A second strike in a village farther west, Kafr Dariyan, killed 15 people, including seven Nusra fighters and eight civilians, among them four children, the observatory said. An American military official said this was the strike against Khorasan.
A video  posted online showed residents removing a body from the rubble of a collapsed building.
Even rebels who supported the strikes on the Islamic State criticized the targeting of the Nusra Front, which they consider a loyal partner in the battle against Mr. Assad.
"It is not the right time to target the Nusra Front," said Lt. Col. Fares al-Bayyoush, whose rebel group has received support  from the United States and its allies.
Colonel Bayyoush was also angry that the American strike had killed civilians and that the United States was not attacking Mr. Assad and his allies, like the Lebanese group Hezbollah, which the United States also classifies as a terrorist organization.
"Isn't Hezbollah a terrorist organization and the coalition wants to target all terrorist organizations in Syria?" he asked.
The coalition strikes did not appear to have any immediate effect on the country's front lines, although some communities that had been attacked by the Islamic State took solace in seeing it bombed.
For nearly a week, Syrian Kurds from the area of Ayn al-Arab, or Kobani in Kurdish, have been flooding into Turkey because of an offensive by the Islamic State on their communities.

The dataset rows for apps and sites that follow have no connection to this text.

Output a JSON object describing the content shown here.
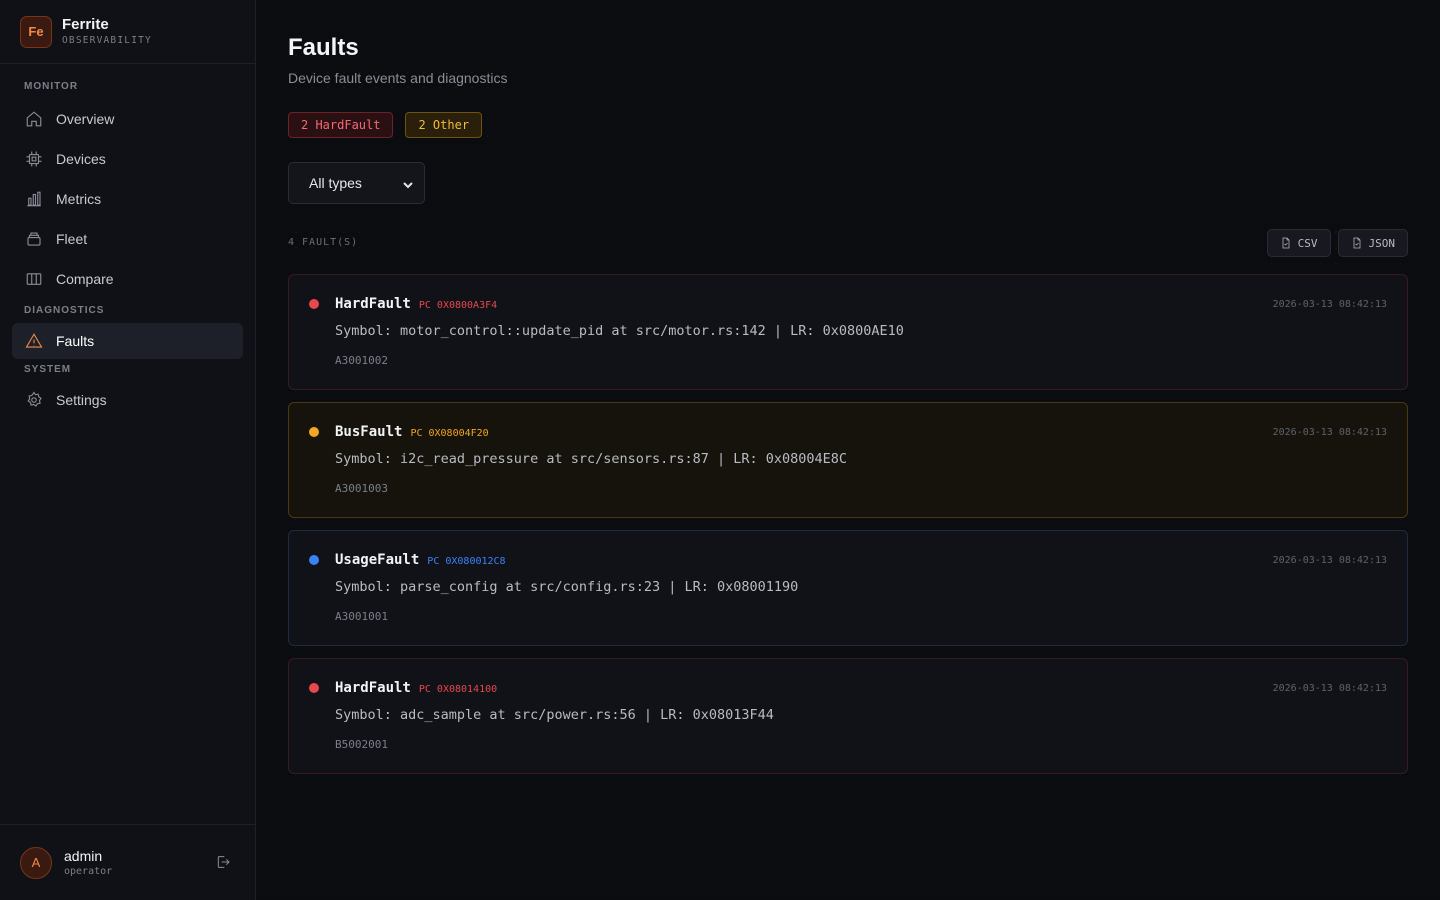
{
  "brand": {
    "logo": "Fe",
    "name": "Ferrite",
    "subtitle": "OBSERVABILITY"
  },
  "sidebar": {
    "sections": [
      {
        "label": "MONITOR",
        "items": [
          {
            "label": "Overview",
            "icon": "home-icon"
          },
          {
            "label": "Devices",
            "icon": "chip-icon"
          },
          {
            "label": "Metrics",
            "icon": "bar-chart-icon"
          },
          {
            "label": "Fleet",
            "icon": "layers-icon"
          },
          {
            "label": "Compare",
            "icon": "columns-icon"
          }
        ]
      },
      {
        "label": "DIAGNOSTICS",
        "items": [
          {
            "label": "Faults",
            "icon": "warning-icon",
            "active": true
          }
        ]
      },
      {
        "label": "SYSTEM",
        "items": [
          {
            "label": "Settings",
            "icon": "gear-icon"
          }
        ]
      }
    ]
  },
  "user": {
    "initial": "A",
    "name": "admin",
    "role": "operator",
    "logout_icon": "logout-icon"
  },
  "page": {
    "title": "Faults",
    "subtitle": "Device fault events and diagnostics",
    "summary": {
      "hard": "2 HardFault",
      "other": "2 Other"
    },
    "filter": {
      "selected": "All types"
    },
    "count_label": "4 FAULT(S)",
    "export": {
      "csv": "CSV",
      "json": "JSON"
    }
  },
  "colors": {
    "accent": "#f08a4b",
    "hardfault": "#e5484d",
    "busfault": "#f5a524",
    "usagefault": "#3b82f6"
  },
  "faults": [
    {
      "type": "HardFault",
      "pc": "PC 0X0800A3F4",
      "time": "2026-03-13 08:42:13",
      "symbol": "Symbol: motor_control::update_pid at src/motor.rs:142 | LR: 0x0800AE10",
      "device": "A3001002",
      "severity": "red"
    },
    {
      "type": "BusFault",
      "pc": "PC 0X08004F20",
      "time": "2026-03-13 08:42:13",
      "symbol": "Symbol: i2c_read_pressure at src/sensors.rs:87 | LR: 0x08004E8C",
      "device": "A3001003",
      "severity": "amber"
    },
    {
      "type": "UsageFault",
      "pc": "PC 0X080012C8",
      "time": "2026-03-13 08:42:13",
      "symbol": "Symbol: parse_config at src/config.rs:23 | LR: 0x08001190",
      "device": "A3001001",
      "severity": "blue"
    },
    {
      "type": "HardFault",
      "pc": "PC 0X08014100",
      "time": "2026-03-13 08:42:13",
      "symbol": "Symbol: adc_sample at src/power.rs:56 | LR: 0x08013F44",
      "device": "B5002001",
      "severity": "red"
    }
  ]
}
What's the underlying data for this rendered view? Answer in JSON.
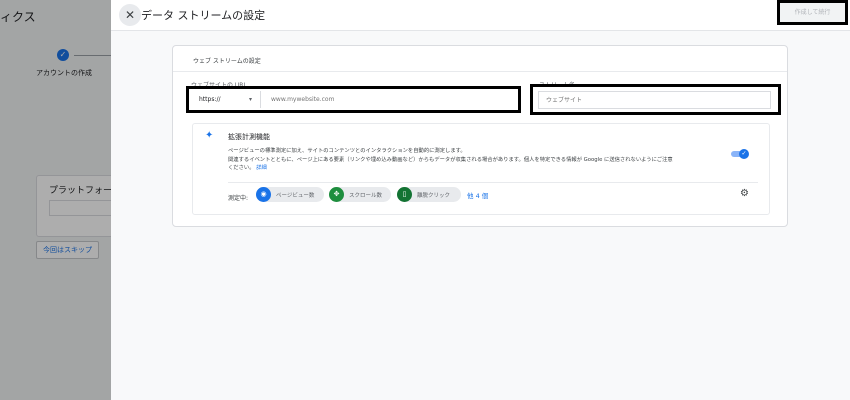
{
  "background": {
    "title": "ィクス",
    "step_label": "アカウントの作成",
    "step_check": "✓",
    "card_label": "プラットフォーム",
    "skip_button": "今回はスキップ"
  },
  "dialog": {
    "close_icon": "close-icon",
    "close_glyph": "✕",
    "title": "データ ストリームの設定",
    "create_button": "作成して続行"
  },
  "card": {
    "title": "ウェブ ストリームの設定",
    "url_label": "ウェブサイトの URL",
    "protocol": "https://",
    "protocol_chevron": "▾",
    "url_placeholder": "www.mywebsite.com",
    "name_label": "ストリーム名",
    "name_placeholder": "ウェブサイト"
  },
  "enhanced": {
    "icon": "sparkle-icon",
    "icon_glyph": "✦",
    "title": "拡張計測機能",
    "desc_line1": "ページビューの標準測定に加え、サイトのコンテンツとのインタラクションを自動的に測定します。",
    "desc_line2": "関連するイベントとともに、ページ上にある要素（リンクや埋め込み動画など）からもデータが収集される場合があります。個人を特定できる情報が Google に送信されないようにご注意",
    "desc_line3": "ください。",
    "details_link": "詳細",
    "toggle_on": true,
    "toggle_check": "✓",
    "measuring_label": "測定中:",
    "chips": [
      {
        "label": "ページビュー数",
        "icon": "eye-icon",
        "glyph": "◉",
        "color": "#1a73e8"
      },
      {
        "label": "スクロール数",
        "icon": "scroll-icon",
        "glyph": "✥",
        "color": "#1e8e3e"
      },
      {
        "label": "離脱クリック",
        "icon": "mouse-icon",
        "glyph": "▯",
        "color": "#137333"
      }
    ],
    "more_link": "他 4 個",
    "settings_icon": "gear-icon",
    "settings_glyph": "⚙"
  }
}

The United Nations said 138,000 had entered Turkey since Friday.
But on Tuesday, a crowd of mostly older men, women and children were clamoring to return, saying that the strikes on the Islamic State had made them more confident that Kurdish militias could fend off the jihadists.
"We don't know if American interference will be a problem in the future, but for the time being it is good," said Azad Abdullah, 30, a laborer from Ayn al-Arab. "What is important is that we can go back to our homes."
In other Syrian communities, the coalition strikes added a new level of uncertainty to their wartime lives.
Many who had grown accustomed to seeking cover from government airstrikes during the day now worried that they would have to avoid coalition strikes at night.
"They don't know what to do," said an antigovernment activist who gave only his first name, Anas. "During the day, they run from the regime strikes, and at night they run from the coalition strikes."
The strikes on the Nusra Front have also made many residents worry that the local rebels could be targeted, too, he said, and they requested that the fighters move out of residential areas to avoid harm to civilians.
In building its international coalition against the Islamic State, the United States has said it will form partnerships with local forces in Syria and Iraq to fight the group on the ground. But even those who support Syria's rebels worried that they were not strong enough to take advantage of any vacuum that might arise.
One activist who had fled Raqqa when the Islamic State took over said he hoped the strikes would weaken the jihadists but worried that Mr. Assad would benefit.
"Maybe the regime will take over ISIS' locations if the weak rebels aren't able to after the strikes," said the activists, who gave only his nickname, Abu Bakr.
Many government supporters were worried about where events might lead because some of the countries in the coalition, like Qatar and Saudi Arabia, have called for Mr. Assad to step down or actively supported his enemies with money and arms.
"I don't trust the coalition," said a man who gave only his first name, Jamal, from a Shiite village in northern Syria that is besieged by Sunni rebels. "They might take advantage of the situation and hit important locations, like the airport where the regime is, and I am afraid of errors."
Reporting was contributed by Mohammed Ghannam and Hwaida Saad from Beirut; Anne Barnard and Karam Shoumali from Suruc, Turkey; and an employee of The New York Times from Raqqa, Syria.